Gazing at the inferno that required the work of eight fire departments to contain it, the 67 year old man calmly said to his adult son, “Go get your mother. She will never see anything like this as long as she lives.” Later that night, at the scene of the blaze, he told the New York Times, “Although I am over 67 years old, I’ll start all over again tomorrow.” That next morning, after looking over the ruins, he said, “There is great value in disaster. All our mistakes are burned up. Thank God we can start anew.” And keeping with his word, Thomas Edison started again.
“All our mistakes are burned up. Thank God we can start anew.” -Thomas Edison
There is a profound truth in Edison’s words here. We can start anew. Always. Not just after disaster strikes. Every day really is a clean slate. But many of us struggle with this because we continue to hold onto the old that is no longer serving us. We pull our past into our present, and it creates so much clutter that there is no room for anything new. We are hoarders of the past. Have you ever been in the house of a hoarder? There is no room to actually live because the stuff—animals, clothes, trash, junk—is taking up all the space. When we hoard our past, we live every waking moment as a slave to what happened yesterday, last year, 20 years ago, etc. And there is only one reason we do it…it’s familiar and comfortable. It’s not serving our growth and development; it’s only serving our smallness and stuckness.

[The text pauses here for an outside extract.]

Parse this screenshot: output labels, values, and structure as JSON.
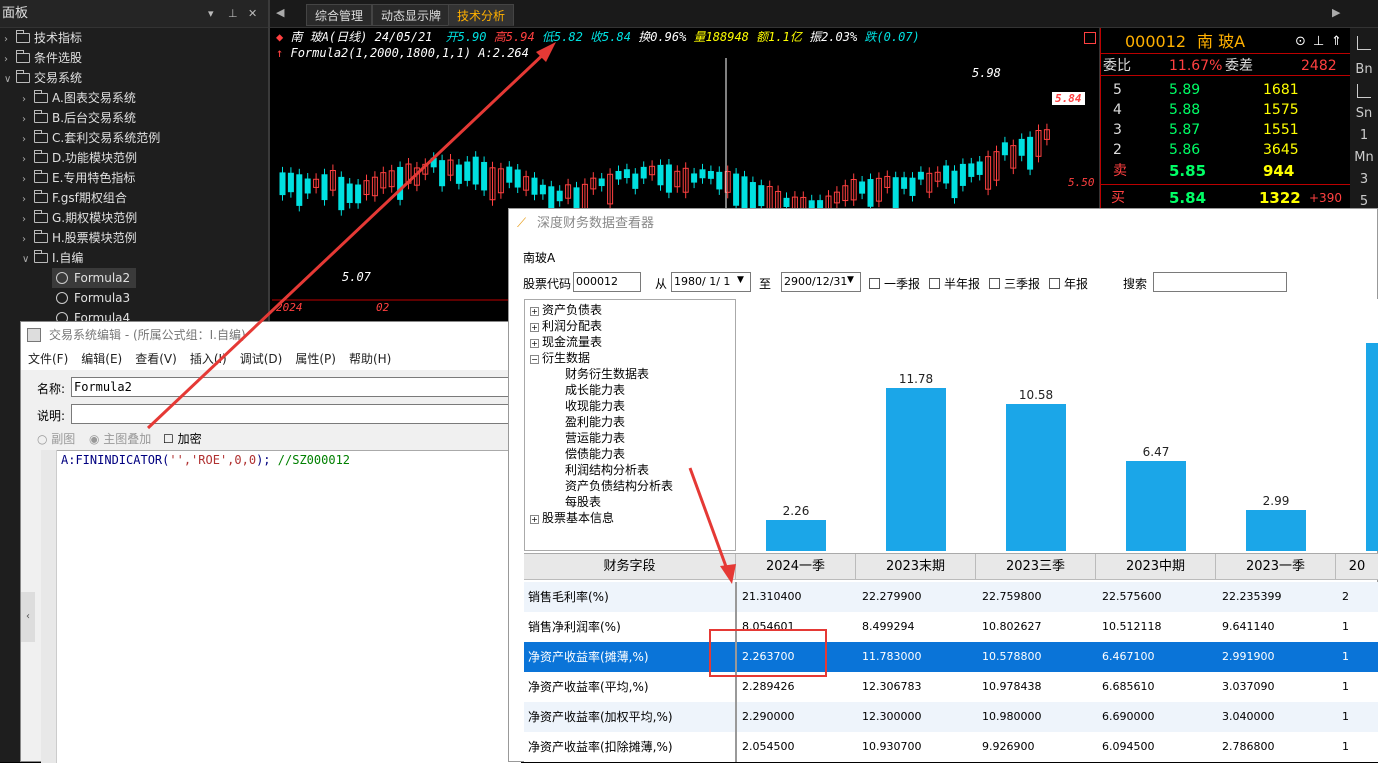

We are hoarders of the past.
I once gave a young client of mine a blank piece of paper and told her to write down what she wanted in life. Anything at all. Her past didn’t matter. She could write whatever she wanted…and it scared her. Most of us don’t realize just how much we depend on the constraints of the past to dictate what’s possible for us right now. And without those constraints, we’re terrified. But imagine the life you would have if you intentionally live outside the constraints, if you choose to let them burn.
Imagine your life free from the constraints of your past.
Give some consideration to anything from your past that is cluttering up your present—successes, sorrows, experiences, losses, injuries, accomplishments, titles. How would you show up today if those things were no longer impacting your choices? If you could create anything at all on this clean slate of today, what would it be?